(Recorded data)
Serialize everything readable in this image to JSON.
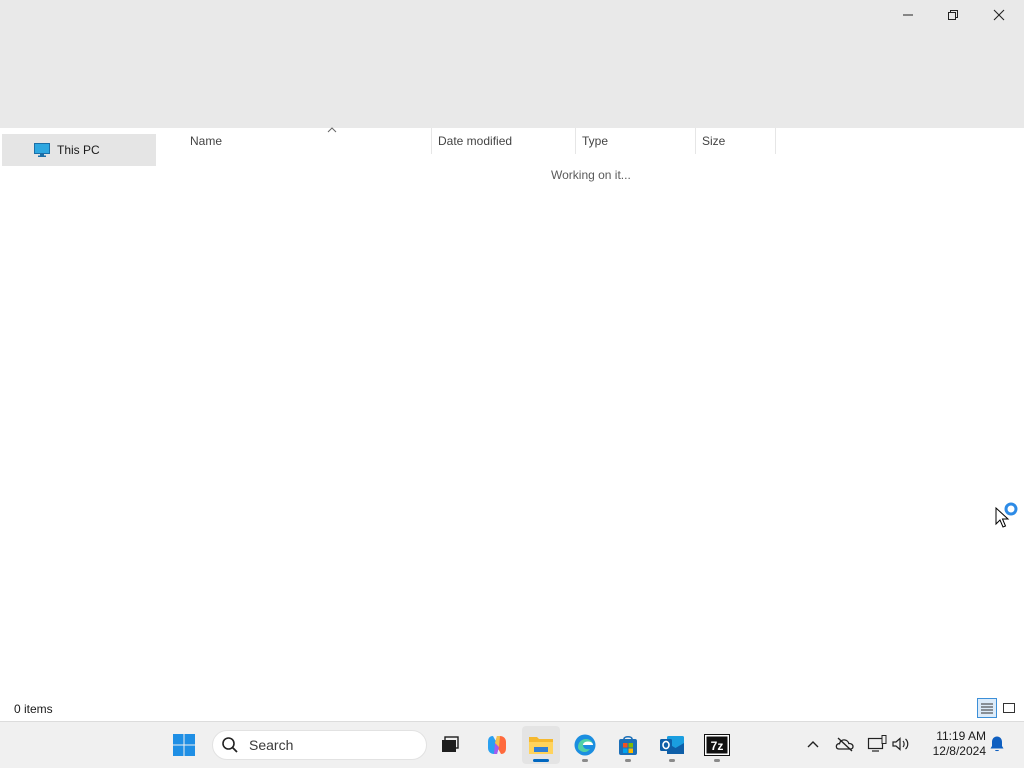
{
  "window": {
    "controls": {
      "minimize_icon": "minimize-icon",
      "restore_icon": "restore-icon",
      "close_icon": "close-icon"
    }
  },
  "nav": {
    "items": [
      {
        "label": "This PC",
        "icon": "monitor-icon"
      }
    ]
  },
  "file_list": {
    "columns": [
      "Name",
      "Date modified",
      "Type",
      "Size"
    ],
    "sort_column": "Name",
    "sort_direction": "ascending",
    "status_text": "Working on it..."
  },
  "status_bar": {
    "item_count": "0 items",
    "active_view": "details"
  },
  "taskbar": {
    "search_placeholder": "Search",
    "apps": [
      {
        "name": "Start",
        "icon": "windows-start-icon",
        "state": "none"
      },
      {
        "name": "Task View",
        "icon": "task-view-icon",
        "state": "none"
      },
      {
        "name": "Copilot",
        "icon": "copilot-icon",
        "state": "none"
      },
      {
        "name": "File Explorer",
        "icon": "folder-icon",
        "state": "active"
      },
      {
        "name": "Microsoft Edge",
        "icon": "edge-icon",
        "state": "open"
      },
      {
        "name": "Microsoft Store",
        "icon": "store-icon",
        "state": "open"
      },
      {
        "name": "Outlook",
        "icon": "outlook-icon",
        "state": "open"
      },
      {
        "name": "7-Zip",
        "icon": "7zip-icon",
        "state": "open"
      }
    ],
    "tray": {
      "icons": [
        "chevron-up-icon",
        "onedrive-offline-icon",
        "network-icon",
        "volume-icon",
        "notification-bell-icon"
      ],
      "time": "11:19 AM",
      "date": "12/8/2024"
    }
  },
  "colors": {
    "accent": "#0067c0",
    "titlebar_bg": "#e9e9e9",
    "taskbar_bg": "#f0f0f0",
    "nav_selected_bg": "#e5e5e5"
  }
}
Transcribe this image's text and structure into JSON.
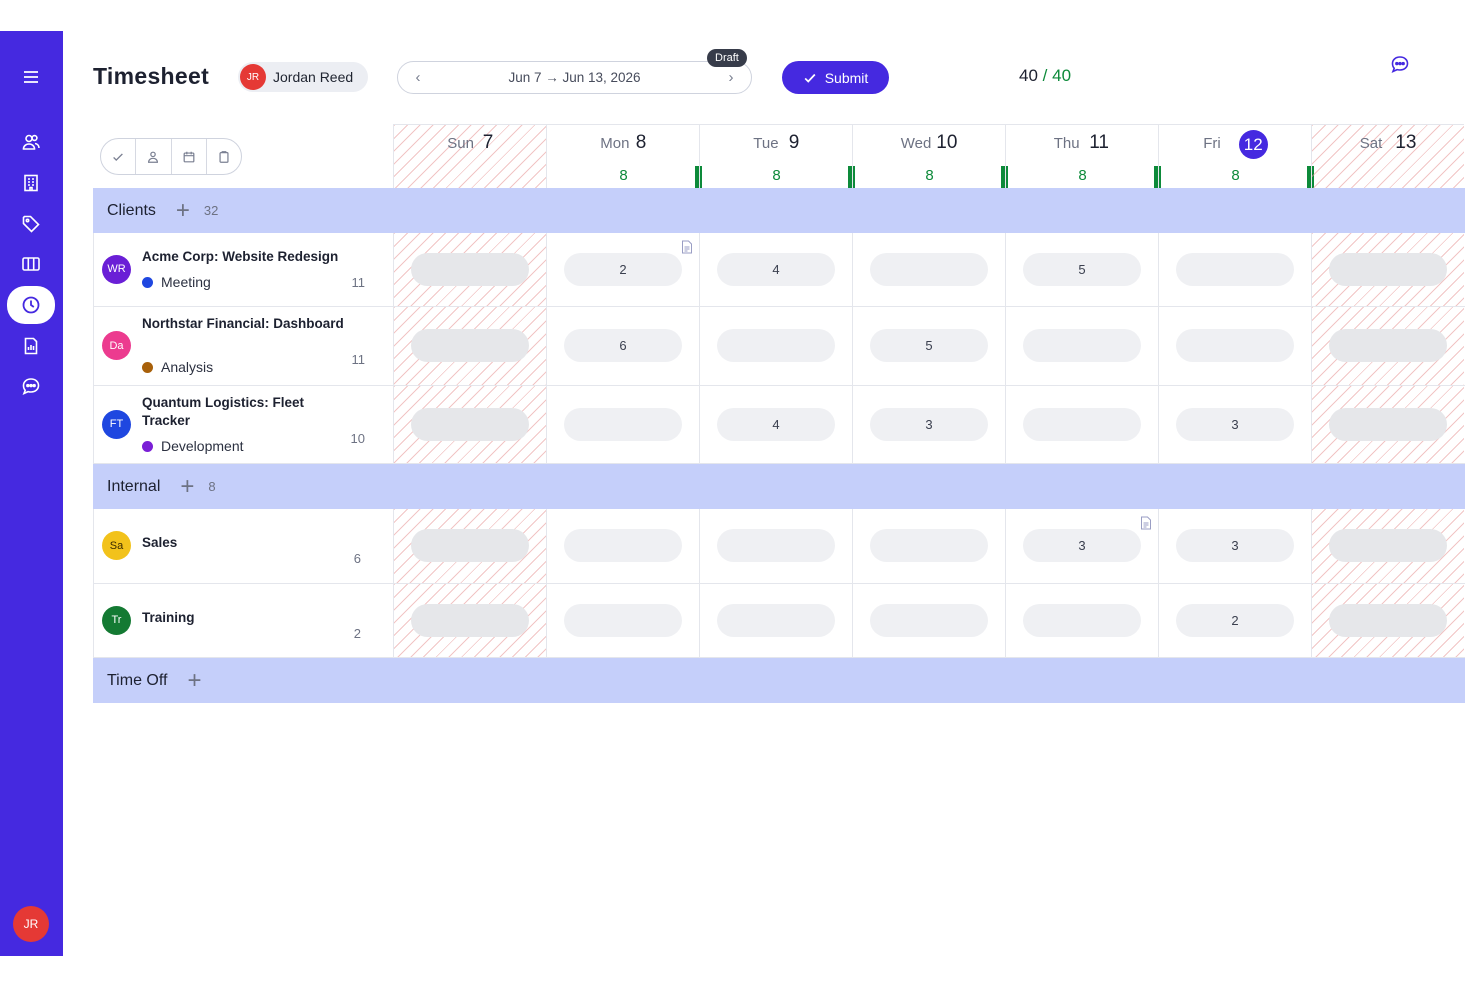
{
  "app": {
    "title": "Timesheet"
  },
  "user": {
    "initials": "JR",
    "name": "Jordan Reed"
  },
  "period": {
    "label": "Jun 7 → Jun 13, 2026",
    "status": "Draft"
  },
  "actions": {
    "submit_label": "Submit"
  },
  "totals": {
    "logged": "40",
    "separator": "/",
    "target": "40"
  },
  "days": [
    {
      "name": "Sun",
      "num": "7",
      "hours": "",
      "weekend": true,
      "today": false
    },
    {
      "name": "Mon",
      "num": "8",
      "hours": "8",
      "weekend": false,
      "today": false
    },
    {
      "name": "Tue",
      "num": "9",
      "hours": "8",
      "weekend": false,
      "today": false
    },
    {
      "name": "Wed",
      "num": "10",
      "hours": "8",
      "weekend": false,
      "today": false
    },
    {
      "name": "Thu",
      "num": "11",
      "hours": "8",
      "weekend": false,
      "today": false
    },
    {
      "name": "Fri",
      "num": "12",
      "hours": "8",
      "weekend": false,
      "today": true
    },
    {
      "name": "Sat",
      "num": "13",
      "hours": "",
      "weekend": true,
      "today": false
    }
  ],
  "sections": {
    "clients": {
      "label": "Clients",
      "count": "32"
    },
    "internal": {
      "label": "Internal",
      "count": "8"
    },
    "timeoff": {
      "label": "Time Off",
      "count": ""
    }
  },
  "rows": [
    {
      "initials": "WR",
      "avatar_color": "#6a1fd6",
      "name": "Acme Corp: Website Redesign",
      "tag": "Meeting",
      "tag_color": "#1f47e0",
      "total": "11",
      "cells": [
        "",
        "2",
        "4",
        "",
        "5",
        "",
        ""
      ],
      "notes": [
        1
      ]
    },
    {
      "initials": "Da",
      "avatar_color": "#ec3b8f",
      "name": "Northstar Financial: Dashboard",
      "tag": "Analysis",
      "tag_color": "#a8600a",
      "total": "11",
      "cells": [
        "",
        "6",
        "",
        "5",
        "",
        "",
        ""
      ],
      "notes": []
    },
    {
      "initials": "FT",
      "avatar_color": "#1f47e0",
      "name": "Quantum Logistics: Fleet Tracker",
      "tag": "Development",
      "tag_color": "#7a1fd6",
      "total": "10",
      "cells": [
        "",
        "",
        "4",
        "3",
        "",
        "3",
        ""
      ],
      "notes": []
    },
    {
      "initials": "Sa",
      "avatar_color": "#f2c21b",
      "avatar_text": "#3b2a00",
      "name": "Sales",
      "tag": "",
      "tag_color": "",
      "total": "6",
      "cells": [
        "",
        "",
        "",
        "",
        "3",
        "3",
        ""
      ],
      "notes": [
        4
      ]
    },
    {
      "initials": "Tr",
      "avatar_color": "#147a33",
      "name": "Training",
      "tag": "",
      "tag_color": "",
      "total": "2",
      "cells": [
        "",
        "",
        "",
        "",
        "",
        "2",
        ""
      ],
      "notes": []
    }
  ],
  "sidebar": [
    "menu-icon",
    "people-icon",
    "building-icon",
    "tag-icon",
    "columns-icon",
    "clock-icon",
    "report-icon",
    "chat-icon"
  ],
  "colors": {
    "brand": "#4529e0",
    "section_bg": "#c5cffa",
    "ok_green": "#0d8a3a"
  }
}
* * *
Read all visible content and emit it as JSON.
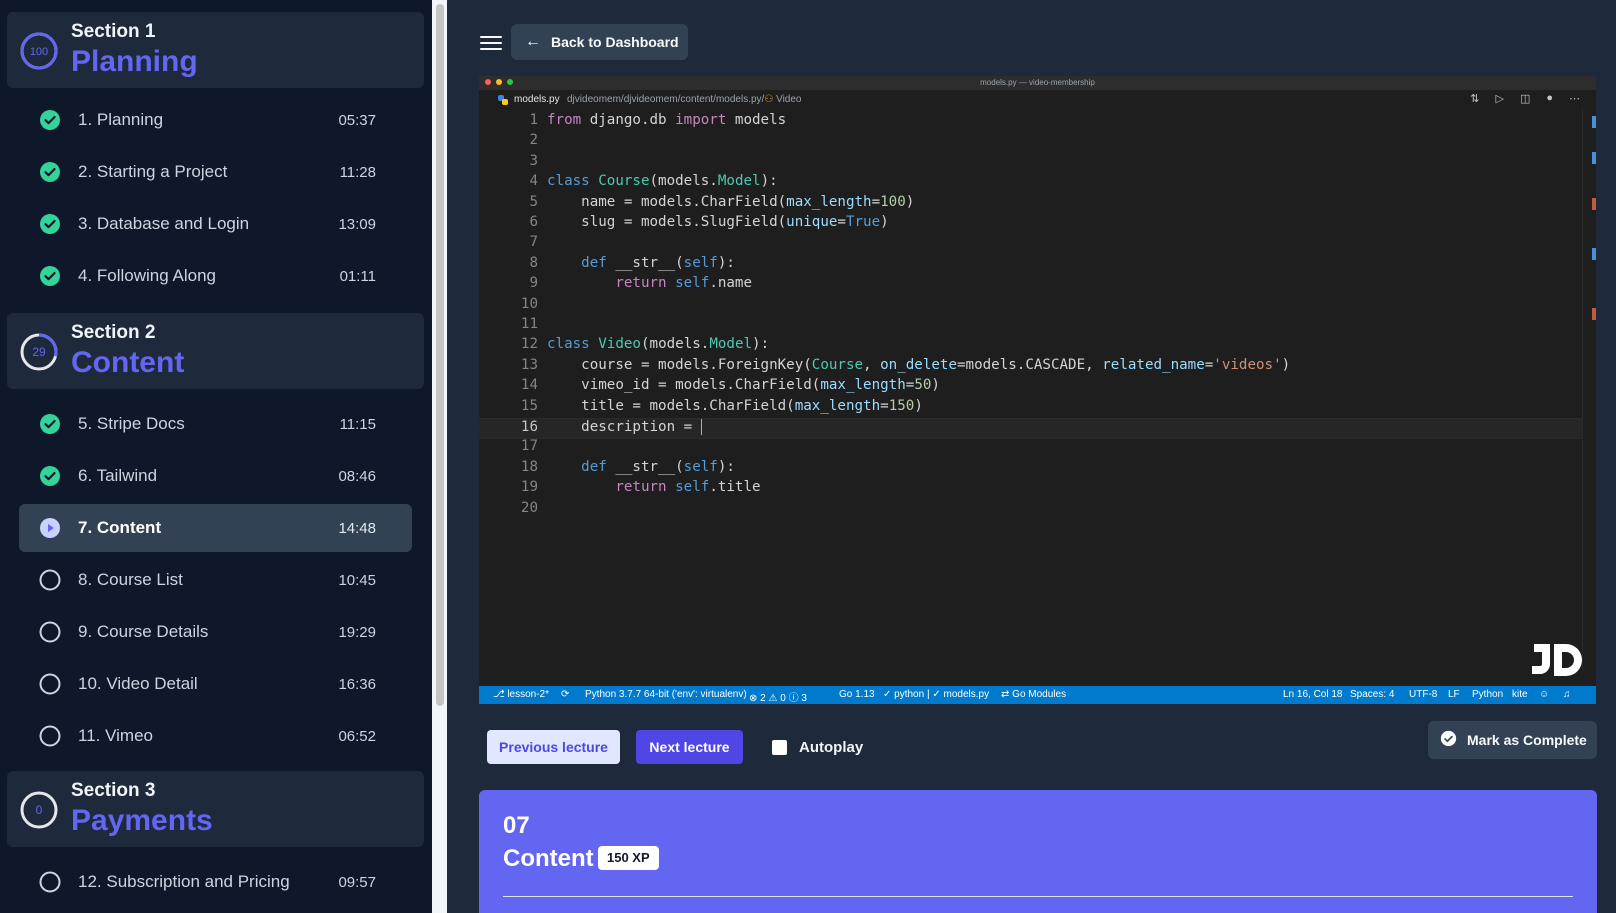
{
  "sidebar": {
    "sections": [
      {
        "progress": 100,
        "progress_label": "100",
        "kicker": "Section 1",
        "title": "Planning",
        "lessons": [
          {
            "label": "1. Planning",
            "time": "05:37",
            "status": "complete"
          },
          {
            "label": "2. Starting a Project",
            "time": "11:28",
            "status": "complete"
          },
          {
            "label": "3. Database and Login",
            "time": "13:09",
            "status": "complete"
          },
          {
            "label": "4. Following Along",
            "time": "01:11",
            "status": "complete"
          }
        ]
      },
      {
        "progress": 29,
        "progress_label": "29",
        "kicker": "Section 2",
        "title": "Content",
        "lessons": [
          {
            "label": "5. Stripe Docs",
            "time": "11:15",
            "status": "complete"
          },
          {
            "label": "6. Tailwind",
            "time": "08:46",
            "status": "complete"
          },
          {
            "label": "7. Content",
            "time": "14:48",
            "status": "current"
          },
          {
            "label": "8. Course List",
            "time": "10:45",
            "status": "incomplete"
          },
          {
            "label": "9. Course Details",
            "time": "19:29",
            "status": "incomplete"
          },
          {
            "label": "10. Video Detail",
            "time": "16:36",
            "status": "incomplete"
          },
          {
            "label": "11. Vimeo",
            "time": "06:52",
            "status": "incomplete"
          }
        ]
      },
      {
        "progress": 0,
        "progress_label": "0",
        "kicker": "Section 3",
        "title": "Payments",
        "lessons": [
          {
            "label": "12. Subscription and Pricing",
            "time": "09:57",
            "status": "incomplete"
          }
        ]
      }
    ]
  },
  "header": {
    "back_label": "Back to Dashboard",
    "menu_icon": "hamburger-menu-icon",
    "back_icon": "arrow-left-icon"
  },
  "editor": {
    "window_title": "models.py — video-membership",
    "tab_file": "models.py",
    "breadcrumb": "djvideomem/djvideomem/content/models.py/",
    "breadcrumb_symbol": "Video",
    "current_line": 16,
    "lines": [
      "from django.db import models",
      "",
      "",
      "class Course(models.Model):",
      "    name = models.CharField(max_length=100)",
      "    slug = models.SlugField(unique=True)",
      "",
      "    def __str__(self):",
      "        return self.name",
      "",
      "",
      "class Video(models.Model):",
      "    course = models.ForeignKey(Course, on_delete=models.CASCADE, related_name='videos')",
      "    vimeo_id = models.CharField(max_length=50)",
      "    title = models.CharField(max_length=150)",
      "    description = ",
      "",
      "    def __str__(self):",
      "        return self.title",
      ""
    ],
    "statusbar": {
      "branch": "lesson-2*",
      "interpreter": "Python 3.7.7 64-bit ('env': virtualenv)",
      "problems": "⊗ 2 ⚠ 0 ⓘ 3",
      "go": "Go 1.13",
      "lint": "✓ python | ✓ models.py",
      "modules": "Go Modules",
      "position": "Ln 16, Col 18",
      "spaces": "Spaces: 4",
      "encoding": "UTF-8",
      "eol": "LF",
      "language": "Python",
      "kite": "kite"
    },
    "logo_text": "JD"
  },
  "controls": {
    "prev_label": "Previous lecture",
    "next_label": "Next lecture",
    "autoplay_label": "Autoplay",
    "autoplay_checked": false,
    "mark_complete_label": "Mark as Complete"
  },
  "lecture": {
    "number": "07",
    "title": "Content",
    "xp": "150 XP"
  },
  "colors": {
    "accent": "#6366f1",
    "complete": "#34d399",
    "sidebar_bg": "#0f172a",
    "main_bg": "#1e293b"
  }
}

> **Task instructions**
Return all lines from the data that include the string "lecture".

> **Task solution**
    "prev_label": "Previous lecture",
    "next_label": "Next lecture",
  "lecture": {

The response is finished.